By now, it is a well-established fact that acts of Islamic violence against Western targets are swiftly followed by local surges in reported incidences of anti-Muslim hate crime. The cities of Manchester and London, both of which lately suffered Islamic attacks, have proved no exception.
In my last post, I briefly introduced the different communions that make up Mideast Christianity and described their historical treatment under classical Islamic law. For many centuries, Islam tolerated Christians as dhimmis, minorities subject to a notional agreement that allowed them to live in Muslim society as long as they accepted a subordinate status and did not challenge Muslim authority. Yet, as I mentioned, the dhimmi restrictions no longer apply as a formal matter in most of the Mideast, not since the 19th century, when the Ottoman Empire enacted a set of reforms known as the Tanzimat, instigated by European powers, which gave Christians legal equality. In most of the Mideast today, as a formal matter, Christians and Muslims have equal rights. So what explains the violent persecution Mideast Christians now suffer—nothing short of a genocide in some places?
At the beginning of his career, Pierre Manent spoke of political philosophy’s “healing light.” Likewise, he pointed to Cicero as a classical model of a philosophically informed citizen who could speak to princes and peoples alike about matters of public concern.
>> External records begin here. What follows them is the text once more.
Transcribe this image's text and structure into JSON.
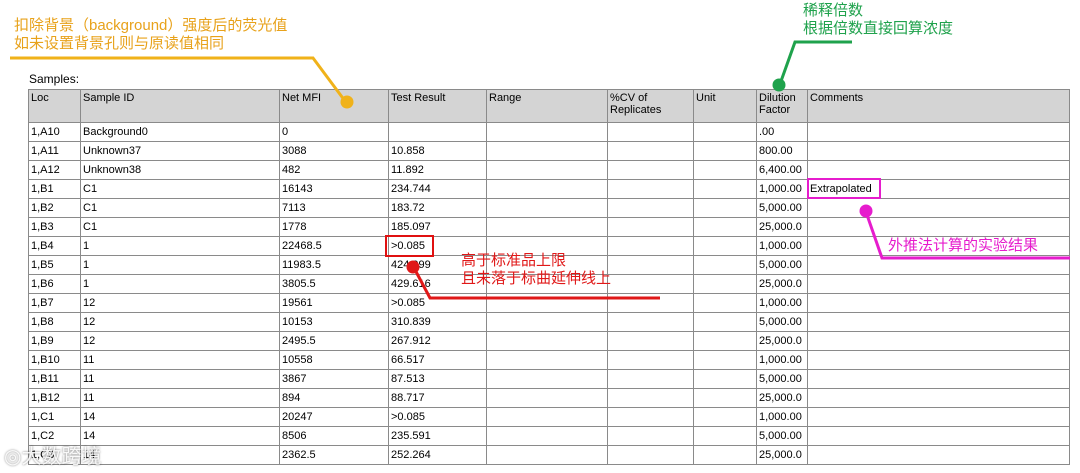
{
  "annotations": {
    "yellow_line1": "扣除背景（background）强度后的荧光值",
    "yellow_line2": "如未设置背景孔则与原读值相同",
    "green_line1": "稀释倍数",
    "green_line2": "根据倍数直接回算浓度",
    "magenta": "外推法计算的实验结果",
    "red_line1": "高于标准品上限",
    "red_line2": "且未落于标曲延伸线上"
  },
  "samples_label": "Samples:",
  "columns": [
    "Loc",
    "Sample ID",
    "Net MFI",
    "Test Result",
    "Range",
    "%CV of Replicates",
    "Unit",
    "Dilution Factor",
    "Comments"
  ],
  "rows": [
    [
      "1,A10",
      "Background0",
      "0",
      "",
      "",
      "",
      "",
      ".00",
      ""
    ],
    [
      "1,A11",
      "Unknown37",
      "3088",
      "10.858",
      "",
      "",
      "",
      "800.00",
      ""
    ],
    [
      "1,A12",
      "Unknown38",
      "482",
      "11.892",
      "",
      "",
      "",
      "6,400.00",
      ""
    ],
    [
      "1,B1",
      "C1",
      "16143",
      "234.744",
      "",
      "",
      "",
      "1,000.00",
      "Extrapolated"
    ],
    [
      "1,B2",
      "C1",
      "7113",
      "183.72",
      "",
      "",
      "",
      "5,000.00",
      ""
    ],
    [
      "1,B3",
      "C1",
      "1778",
      "185.097",
      "",
      "",
      "",
      "25,000.0",
      ""
    ],
    [
      "1,B4",
      "1",
      "22468.5",
      ">0.085",
      "",
      "",
      "",
      "1,000.00",
      ""
    ],
    [
      "1,B5",
      "1",
      "11983.5",
      "424.099",
      "",
      "",
      "",
      "5,000.00",
      ""
    ],
    [
      "1,B6",
      "1",
      "3805.5",
      "429.616",
      "",
      "",
      "",
      "25,000.0",
      ""
    ],
    [
      "1,B7",
      "12",
      "19561",
      ">0.085",
      "",
      "",
      "",
      "1,000.00",
      ""
    ],
    [
      "1,B8",
      "12",
      "10153",
      "310.839",
      "",
      "",
      "",
      "5,000.00",
      ""
    ],
    [
      "1,B9",
      "12",
      "2495.5",
      "267.912",
      "",
      "",
      "",
      "25,000.0",
      ""
    ],
    [
      "1,B10",
      "11",
      "10558",
      "66.517",
      "",
      "",
      "",
      "1,000.00",
      ""
    ],
    [
      "1,B11",
      "11",
      "3867",
      "87.513",
      "",
      "",
      "",
      "5,000.00",
      ""
    ],
    [
      "1,B12",
      "11",
      "894",
      "88.717",
      "",
      "",
      "",
      "25,000.0",
      ""
    ],
    [
      "1,C1",
      "14",
      "20247",
      ">0.085",
      "",
      "",
      "",
      "1,000.00",
      ""
    ],
    [
      "1,C2",
      "14",
      "8506",
      "235.591",
      "",
      "",
      "",
      "5,000.00",
      ""
    ],
    [
      "1,C3",
      "14",
      "2362.5",
      "252.264",
      "",
      "",
      "",
      "25,000.0",
      ""
    ]
  ],
  "watermark": "大数跨境",
  "colors": {
    "yellow": "#e8a21b",
    "green": "#1fa24c",
    "magenta": "#e61ccd",
    "red": "#e01818",
    "header_bg": "#d4d4d4"
  }
}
His modern-day model was his teacher, Raymond Aron. After a period of apprenticeship, then a steady stream of works of political philosophy, Manent himself entered the civic conversation. Beyond Radical Secularism is his most recent contribution, appearing in French as Situation de France in 2015.
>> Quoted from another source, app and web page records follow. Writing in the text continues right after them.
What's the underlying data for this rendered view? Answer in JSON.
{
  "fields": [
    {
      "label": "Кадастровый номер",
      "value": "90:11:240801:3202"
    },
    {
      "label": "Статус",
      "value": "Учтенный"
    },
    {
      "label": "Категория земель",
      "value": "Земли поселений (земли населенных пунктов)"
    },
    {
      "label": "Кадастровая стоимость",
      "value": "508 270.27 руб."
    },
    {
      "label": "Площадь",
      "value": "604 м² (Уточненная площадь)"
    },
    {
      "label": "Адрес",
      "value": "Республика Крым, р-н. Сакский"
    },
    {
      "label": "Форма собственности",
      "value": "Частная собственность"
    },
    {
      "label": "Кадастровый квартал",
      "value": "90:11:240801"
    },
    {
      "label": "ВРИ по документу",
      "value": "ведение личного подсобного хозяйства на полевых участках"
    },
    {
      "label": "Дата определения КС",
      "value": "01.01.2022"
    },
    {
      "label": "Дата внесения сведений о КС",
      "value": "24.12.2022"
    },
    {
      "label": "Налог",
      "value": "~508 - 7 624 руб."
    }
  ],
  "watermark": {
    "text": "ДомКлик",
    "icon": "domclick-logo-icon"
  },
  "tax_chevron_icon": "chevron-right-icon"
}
You don’t choose your family, goes the old saying, but you do choose your friends. The same goes for quarrels: you choose when and where to have them, and what to have them about. Needless to say, friends and quarrels should be chosen with some care.
In 711 A.D., a Muslim raiding party, made up mostly of recently conquered and converted Berbers, crossed to Spain from Africa and unexpectedly defeated Roderic, the king of the Visigoths. This represented the farthest western expansion of the Ummayad Empire, which had come to power in 656 in the first Islamic Civil War, and whose seat was in Greek-speaking Damascus.
On the day before the Pearl Harbor anniversary (which he did not reference), President Obama admitted that “Our nation has been at war with terrorists since Al Qaeda killed nearly 3,000 Americans on 9/11,” including horrors that his Administration previously dismissed as workplace violence. While much of what he said seemed to deny the reality of war, the last fourth of the speech raises the key question of what Muslims owe the rest of the world in this time of war.
The Pope’s recent address to a joint session of Congress was greeted ecstatically, though (or perhaps because) it was notable mainly for its secular rather than for its religious pieties. It was the speech of a politician seeking re-election rather than that of the spiritual leader of a considerable part of mankind; as such, it seemed like the work not of a man intent upon telling the truth, however painful or unpopular, but that of a committee of speech-writers who sifted every word for its likely effect upon a constituency or audience, appealing to some without being too alienating of others.
Denise A. Spellberg, Associate Professor of history and Middle eastern Studies at the University of Texas at Austin, is the author of the highly regarded work, Politics, Gender, and the Islamic Past: The Legacy of ‘A’isha Bint Abi Bakr. She was involved in controversy in 2008, when she reviewed the galleys of a novel, The Jewel of Medina, for Random House, and criticized the work on many grounds including warning a number of times that the book might instigate violence among some Muslims, specifically against Random House and its employees. Random House then withdrew publication of the book, but the novel was subsequently published in a number of countries, including the United States.
In this work with the eye-startling title, Thomas Jefferson’s Qur’an: Islam and the Founders, Spellberg investigates all manner of references among the founding generation to Islam in order to assert two themes 1) that the founders’ references to “imaginary Muslims” led them to include other minorities, such as Jews, Catholic Christians, and Deists, as full citizens, and 2) that America is now in the grip of “Islamophobia,” and many Americans are attempting to “disenfranchise” Muslims from their rights as full citizens.